#### Your task
The answer should consist of each line below that contains the word "message".

#### Page and application data records
--- --- ---

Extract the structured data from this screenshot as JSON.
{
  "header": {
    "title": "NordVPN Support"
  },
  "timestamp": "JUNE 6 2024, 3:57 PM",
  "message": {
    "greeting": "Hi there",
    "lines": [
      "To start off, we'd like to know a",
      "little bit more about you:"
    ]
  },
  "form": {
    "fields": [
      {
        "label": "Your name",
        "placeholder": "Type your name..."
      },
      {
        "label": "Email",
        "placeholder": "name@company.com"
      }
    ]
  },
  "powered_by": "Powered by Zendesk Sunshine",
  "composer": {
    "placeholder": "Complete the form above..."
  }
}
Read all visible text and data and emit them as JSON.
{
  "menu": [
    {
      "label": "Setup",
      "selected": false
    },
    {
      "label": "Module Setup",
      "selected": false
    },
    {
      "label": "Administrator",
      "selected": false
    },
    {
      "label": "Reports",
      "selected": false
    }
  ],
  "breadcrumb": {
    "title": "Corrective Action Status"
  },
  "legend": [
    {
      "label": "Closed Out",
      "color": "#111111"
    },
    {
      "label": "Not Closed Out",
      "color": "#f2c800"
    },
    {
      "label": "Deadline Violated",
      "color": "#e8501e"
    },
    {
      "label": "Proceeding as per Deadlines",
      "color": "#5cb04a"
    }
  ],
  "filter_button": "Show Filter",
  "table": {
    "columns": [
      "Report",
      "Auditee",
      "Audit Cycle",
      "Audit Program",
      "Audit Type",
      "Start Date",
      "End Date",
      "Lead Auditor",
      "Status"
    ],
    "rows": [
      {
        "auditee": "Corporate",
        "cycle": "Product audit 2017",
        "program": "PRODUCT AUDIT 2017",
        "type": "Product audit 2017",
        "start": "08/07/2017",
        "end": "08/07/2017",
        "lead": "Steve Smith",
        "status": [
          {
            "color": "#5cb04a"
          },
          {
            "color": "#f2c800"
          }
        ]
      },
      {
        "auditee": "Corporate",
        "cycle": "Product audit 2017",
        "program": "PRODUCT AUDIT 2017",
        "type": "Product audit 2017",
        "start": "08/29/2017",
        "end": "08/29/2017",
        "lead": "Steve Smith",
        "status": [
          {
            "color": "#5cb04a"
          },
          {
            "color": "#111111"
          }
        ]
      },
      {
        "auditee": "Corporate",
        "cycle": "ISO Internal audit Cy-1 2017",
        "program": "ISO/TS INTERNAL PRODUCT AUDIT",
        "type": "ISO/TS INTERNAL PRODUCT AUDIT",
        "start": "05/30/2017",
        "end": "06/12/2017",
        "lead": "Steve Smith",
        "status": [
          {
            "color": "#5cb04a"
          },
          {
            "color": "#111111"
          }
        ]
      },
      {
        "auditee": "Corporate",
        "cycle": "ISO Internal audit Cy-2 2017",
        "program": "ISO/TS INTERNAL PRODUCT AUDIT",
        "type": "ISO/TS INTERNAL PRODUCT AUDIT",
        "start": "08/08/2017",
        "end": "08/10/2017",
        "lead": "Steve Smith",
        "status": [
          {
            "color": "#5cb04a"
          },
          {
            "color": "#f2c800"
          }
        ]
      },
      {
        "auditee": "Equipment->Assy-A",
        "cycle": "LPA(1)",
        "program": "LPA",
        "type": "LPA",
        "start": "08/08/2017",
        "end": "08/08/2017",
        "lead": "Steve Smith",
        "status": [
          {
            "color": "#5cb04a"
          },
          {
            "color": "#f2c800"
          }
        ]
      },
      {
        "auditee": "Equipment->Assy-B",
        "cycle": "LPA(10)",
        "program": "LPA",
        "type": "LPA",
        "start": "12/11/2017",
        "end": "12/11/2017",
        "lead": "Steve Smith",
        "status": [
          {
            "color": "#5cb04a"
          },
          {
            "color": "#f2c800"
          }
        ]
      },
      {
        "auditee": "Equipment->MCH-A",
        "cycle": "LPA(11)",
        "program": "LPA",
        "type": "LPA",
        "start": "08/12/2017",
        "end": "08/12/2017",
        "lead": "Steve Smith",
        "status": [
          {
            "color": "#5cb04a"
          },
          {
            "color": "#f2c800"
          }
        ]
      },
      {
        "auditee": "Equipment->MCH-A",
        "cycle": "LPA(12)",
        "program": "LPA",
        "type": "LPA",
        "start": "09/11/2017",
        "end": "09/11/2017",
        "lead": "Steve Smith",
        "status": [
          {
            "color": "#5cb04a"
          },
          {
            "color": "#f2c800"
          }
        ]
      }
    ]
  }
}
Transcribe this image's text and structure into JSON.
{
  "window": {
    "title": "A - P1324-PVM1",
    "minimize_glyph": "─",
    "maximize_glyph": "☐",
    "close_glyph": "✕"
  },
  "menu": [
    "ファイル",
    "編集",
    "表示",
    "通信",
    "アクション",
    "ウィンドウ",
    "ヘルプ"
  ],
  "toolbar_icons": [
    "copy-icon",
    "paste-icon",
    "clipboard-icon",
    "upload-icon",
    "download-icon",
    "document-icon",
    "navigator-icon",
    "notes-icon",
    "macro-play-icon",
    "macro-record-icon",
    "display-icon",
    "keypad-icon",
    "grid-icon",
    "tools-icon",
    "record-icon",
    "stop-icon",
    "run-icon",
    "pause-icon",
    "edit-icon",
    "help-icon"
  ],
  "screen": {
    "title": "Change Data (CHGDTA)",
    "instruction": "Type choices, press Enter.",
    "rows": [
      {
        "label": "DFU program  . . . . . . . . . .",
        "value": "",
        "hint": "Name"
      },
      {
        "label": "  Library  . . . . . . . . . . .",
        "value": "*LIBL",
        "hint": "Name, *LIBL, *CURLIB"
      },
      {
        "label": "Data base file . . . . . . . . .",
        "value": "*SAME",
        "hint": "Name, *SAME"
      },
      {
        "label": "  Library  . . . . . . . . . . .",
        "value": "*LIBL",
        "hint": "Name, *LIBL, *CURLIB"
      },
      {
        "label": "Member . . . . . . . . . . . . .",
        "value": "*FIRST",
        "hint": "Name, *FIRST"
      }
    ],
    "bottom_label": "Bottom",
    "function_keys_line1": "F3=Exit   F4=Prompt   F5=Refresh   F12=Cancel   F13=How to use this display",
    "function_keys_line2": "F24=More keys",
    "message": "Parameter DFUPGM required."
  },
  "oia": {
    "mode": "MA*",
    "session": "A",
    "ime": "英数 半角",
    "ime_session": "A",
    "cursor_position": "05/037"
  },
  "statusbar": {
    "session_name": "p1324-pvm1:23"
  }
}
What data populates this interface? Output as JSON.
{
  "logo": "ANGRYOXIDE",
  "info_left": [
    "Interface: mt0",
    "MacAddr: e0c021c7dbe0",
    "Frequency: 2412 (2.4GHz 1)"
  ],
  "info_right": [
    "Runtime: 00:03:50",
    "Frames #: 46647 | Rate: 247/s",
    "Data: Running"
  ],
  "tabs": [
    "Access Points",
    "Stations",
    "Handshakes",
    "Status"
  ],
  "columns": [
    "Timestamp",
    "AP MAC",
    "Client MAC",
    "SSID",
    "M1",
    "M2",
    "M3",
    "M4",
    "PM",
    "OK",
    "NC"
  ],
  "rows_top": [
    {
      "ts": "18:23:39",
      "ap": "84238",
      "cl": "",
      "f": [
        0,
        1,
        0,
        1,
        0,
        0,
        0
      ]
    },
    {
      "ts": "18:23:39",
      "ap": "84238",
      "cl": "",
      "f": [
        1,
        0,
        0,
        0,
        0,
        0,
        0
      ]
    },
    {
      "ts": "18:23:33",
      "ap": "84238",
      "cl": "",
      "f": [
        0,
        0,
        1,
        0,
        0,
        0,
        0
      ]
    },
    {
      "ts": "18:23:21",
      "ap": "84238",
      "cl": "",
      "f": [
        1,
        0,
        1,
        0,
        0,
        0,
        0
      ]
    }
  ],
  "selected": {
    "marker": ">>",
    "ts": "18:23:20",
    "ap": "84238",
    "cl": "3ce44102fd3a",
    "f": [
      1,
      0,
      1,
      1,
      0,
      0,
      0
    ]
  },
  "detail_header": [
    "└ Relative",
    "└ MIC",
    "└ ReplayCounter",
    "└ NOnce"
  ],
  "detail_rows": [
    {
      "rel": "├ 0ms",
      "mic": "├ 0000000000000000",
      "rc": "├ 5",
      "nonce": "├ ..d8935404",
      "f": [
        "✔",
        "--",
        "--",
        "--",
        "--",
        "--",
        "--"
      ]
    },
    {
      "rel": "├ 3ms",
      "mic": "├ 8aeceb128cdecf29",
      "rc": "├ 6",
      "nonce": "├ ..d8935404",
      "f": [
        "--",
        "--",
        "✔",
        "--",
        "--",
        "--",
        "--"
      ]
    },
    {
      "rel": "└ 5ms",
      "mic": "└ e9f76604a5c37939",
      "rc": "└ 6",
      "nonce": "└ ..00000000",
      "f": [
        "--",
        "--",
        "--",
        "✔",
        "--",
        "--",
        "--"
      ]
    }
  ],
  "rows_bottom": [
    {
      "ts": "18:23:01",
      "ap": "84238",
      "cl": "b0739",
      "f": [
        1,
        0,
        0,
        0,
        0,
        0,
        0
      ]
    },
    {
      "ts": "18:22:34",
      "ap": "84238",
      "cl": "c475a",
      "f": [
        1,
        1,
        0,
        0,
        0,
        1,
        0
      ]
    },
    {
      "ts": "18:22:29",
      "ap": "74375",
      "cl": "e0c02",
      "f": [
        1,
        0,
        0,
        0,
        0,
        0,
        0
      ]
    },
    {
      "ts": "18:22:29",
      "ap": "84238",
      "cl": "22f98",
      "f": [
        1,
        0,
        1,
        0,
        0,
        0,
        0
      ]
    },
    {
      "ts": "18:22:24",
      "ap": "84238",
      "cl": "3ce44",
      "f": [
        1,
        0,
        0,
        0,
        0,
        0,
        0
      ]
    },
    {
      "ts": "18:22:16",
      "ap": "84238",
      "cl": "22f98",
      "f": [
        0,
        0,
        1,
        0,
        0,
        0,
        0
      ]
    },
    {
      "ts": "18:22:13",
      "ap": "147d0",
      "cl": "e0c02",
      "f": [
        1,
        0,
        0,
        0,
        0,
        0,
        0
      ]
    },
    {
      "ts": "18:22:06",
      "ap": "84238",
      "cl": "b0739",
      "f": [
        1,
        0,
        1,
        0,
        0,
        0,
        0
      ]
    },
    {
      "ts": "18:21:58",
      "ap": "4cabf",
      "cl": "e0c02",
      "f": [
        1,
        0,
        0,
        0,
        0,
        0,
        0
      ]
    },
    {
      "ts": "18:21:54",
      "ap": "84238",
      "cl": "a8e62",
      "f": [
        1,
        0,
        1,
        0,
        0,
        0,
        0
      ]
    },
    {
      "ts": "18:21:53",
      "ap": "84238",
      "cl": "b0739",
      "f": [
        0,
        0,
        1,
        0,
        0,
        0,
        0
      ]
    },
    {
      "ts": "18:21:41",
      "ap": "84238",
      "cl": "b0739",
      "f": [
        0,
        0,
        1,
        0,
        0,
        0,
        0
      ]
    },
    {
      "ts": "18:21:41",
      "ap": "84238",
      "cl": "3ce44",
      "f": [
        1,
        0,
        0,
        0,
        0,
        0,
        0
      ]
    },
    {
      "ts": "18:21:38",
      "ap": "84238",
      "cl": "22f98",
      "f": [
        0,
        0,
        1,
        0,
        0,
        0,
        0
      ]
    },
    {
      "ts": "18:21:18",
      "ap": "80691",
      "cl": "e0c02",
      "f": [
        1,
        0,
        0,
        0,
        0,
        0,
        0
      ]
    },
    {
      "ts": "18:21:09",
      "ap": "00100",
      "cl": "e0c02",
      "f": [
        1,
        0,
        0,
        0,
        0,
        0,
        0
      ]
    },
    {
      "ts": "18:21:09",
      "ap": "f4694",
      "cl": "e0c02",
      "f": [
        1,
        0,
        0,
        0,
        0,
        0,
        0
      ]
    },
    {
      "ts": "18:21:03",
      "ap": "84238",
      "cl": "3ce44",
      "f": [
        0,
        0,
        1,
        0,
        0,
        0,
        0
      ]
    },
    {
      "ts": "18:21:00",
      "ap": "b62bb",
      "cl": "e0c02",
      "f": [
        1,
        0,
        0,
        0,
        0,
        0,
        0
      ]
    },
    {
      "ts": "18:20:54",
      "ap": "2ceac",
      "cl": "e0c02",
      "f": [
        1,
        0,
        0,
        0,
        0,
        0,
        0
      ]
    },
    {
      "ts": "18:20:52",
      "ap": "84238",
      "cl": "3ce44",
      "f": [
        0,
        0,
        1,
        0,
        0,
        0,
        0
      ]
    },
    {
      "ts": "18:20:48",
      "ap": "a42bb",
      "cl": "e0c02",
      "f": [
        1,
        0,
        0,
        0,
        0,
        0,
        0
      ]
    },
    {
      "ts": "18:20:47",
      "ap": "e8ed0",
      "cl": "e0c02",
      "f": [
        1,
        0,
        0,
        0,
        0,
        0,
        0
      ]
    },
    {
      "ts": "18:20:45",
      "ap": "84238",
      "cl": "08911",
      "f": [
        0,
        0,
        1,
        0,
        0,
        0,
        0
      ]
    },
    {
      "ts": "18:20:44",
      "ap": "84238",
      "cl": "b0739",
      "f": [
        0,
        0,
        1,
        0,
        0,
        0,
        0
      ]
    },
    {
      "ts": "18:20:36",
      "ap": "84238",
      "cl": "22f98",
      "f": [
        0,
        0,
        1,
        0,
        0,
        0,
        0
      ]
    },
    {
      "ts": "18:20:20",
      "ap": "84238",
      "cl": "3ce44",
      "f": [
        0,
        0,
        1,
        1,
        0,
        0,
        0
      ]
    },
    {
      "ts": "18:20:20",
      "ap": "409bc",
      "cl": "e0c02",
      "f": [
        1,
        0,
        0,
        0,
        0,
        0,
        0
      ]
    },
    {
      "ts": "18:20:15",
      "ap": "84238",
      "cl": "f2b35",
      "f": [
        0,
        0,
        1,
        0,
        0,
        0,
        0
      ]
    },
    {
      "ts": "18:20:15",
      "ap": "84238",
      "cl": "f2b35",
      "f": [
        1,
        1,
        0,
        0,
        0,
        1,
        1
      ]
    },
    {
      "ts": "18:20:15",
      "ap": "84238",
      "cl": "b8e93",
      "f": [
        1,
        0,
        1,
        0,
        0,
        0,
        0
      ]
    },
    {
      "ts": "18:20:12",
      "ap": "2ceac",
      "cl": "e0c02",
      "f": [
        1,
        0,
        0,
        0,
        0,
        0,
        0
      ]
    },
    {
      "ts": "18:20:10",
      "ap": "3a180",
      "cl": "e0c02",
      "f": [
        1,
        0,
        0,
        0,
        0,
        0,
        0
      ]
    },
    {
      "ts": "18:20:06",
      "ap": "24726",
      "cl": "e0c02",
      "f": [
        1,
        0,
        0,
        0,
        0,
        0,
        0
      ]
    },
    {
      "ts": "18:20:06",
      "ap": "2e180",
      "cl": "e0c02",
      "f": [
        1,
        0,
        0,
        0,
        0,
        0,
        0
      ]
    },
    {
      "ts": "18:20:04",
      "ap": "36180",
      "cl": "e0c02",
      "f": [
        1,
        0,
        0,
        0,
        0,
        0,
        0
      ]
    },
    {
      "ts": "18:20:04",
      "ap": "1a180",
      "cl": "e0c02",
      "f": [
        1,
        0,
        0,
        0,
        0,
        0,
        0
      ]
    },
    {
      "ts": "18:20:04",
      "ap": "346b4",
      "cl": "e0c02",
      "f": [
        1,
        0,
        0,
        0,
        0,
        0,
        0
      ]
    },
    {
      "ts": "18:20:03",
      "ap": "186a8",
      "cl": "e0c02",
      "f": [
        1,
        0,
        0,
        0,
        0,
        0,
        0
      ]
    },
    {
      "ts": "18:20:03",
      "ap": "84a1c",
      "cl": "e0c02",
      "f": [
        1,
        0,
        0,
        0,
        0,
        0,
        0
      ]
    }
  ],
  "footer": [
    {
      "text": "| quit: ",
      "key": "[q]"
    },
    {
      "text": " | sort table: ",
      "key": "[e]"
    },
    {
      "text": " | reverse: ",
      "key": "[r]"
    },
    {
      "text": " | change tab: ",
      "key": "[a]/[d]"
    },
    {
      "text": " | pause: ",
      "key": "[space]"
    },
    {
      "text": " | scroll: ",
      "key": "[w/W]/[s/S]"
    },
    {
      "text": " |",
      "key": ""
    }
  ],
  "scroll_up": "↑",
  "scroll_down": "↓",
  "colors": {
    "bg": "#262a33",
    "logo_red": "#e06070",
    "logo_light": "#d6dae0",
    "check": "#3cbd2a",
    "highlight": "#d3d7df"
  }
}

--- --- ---

#### Solution for this problem
  "message": {
    "message": "Parameter DFUPGM required."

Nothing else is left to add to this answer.